## [Data to examine]

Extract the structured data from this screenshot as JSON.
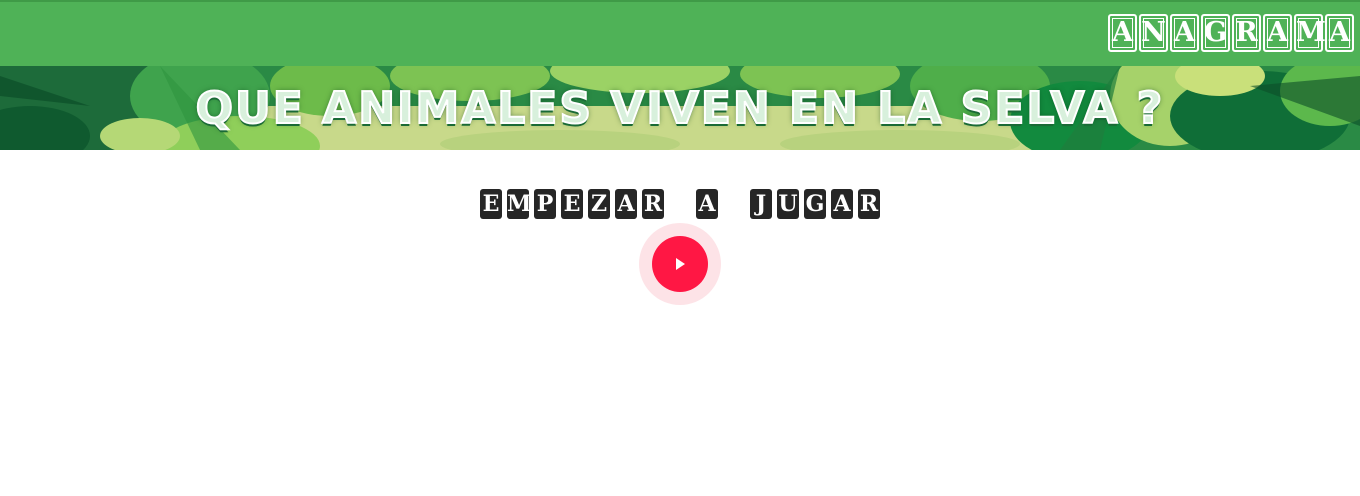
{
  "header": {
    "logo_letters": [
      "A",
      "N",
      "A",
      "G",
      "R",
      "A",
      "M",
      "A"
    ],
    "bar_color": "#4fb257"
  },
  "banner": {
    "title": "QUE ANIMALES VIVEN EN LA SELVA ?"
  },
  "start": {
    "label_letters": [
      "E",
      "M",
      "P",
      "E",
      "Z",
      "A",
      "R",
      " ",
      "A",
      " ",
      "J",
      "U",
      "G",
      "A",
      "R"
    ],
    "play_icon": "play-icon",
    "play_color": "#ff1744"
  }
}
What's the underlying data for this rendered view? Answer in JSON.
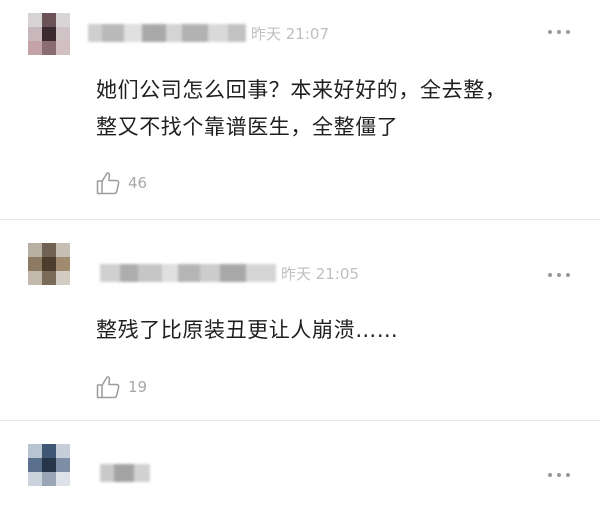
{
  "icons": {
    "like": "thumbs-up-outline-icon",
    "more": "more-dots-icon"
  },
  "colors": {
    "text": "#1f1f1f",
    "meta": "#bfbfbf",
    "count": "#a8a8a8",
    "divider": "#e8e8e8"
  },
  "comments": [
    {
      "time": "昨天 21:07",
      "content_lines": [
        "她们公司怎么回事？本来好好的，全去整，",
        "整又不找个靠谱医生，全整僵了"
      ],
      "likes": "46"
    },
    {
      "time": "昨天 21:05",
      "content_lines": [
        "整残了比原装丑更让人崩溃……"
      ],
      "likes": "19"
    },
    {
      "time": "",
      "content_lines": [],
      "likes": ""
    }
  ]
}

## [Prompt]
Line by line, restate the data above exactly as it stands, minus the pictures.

## [Exercise response]
Extract the structured data from this screenshot as JSON.
{
  "header": {
    "logo_letters": [
      "A",
      "N",
      "A",
      "G",
      "R",
      "A",
      "M",
      "A"
    ],
    "bar_color": "#4fb257"
  },
  "banner": {
    "title": "QUE ANIMALES VIVEN EN LA SELVA ?"
  },
  "start": {
    "label_letters": [
      "E",
      "M",
      "P",
      "E",
      "Z",
      "A",
      "R",
      " ",
      "A",
      " ",
      "J",
      "U",
      "G",
      "A",
      "R"
    ],
    "play_icon": "play-icon",
    "play_color": "#ff1744"
  }
}
What's the underlying data for this rendered view? Answer in JSON.
{
  "icons": {
    "like": "thumbs-up-outline-icon",
    "more": "more-dots-icon"
  },
  "colors": {
    "text": "#1f1f1f",
    "meta": "#bfbfbf",
    "count": "#a8a8a8",
    "divider": "#e8e8e8"
  },
  "comments": [
    {
      "time": "昨天 21:07",
      "content_lines": [
        "她们公司怎么回事？本来好好的，全去整，",
        "整又不找个靠谱医生，全整僵了"
      ],
      "likes": "46"
    },
    {
      "time": "昨天 21:05",
      "content_lines": [
        "整残了比原装丑更让人崩溃……"
      ],
      "likes": "19"
    },
    {
      "time": "",
      "content_lines": [],
      "likes": ""
    }
  ]
}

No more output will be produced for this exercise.